* Information supplied *
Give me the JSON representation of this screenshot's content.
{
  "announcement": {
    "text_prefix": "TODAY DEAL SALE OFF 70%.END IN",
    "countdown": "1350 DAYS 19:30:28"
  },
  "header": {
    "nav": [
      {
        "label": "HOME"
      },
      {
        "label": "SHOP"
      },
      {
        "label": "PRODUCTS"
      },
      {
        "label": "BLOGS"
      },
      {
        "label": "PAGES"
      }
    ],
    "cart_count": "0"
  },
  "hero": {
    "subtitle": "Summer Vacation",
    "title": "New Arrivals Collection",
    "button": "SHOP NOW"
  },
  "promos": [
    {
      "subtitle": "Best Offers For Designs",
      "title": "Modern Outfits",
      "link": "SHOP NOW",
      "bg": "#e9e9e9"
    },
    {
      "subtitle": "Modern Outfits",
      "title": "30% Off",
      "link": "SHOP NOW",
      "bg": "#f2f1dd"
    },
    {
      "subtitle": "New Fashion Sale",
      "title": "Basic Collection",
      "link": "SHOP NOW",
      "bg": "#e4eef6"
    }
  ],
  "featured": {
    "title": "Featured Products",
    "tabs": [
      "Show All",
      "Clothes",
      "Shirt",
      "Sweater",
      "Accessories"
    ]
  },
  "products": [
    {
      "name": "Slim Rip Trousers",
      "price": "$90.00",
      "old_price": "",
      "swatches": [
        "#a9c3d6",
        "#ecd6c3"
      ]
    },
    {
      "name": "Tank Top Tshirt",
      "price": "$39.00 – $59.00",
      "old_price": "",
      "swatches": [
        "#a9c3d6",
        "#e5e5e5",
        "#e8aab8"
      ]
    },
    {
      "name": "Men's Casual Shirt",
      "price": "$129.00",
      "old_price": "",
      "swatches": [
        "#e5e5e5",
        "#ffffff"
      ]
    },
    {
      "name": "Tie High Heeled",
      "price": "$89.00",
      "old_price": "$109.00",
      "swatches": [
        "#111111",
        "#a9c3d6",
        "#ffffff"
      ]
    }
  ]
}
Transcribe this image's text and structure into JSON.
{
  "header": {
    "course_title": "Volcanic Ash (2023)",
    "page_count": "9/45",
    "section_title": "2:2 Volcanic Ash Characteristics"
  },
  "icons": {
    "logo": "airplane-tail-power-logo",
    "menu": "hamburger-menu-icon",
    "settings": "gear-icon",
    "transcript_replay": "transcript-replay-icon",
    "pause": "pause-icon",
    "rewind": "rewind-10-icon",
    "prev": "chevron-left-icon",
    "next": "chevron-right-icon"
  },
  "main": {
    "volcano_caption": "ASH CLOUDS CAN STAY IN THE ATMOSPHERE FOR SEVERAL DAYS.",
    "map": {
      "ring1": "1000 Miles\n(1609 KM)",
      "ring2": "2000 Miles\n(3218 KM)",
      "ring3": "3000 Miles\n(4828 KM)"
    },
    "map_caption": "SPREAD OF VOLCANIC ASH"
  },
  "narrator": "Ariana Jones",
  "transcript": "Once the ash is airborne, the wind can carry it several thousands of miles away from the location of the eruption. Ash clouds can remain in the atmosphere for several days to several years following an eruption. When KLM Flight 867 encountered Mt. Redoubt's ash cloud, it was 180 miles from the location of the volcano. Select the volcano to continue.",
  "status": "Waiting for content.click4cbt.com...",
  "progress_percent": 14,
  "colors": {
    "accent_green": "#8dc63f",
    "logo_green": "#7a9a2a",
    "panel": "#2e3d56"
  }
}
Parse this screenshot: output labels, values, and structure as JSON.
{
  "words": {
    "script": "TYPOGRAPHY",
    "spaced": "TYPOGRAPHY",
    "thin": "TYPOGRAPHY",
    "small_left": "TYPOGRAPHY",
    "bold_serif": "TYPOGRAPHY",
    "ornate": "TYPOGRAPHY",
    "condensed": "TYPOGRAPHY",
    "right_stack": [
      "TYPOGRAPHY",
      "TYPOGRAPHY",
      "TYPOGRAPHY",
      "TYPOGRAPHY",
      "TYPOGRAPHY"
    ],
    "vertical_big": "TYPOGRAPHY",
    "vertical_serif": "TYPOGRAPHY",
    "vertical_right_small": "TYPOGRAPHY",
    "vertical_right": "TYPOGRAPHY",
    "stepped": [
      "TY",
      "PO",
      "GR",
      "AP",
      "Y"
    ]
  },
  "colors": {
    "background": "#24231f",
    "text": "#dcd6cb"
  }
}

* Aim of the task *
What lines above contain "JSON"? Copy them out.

* Completed exercise *
Give me the JSON representation of this screenshot's content.
Transcribe this image's text and structure into JSON.
Parse this screenshot: output labels, values, and structure as JSON.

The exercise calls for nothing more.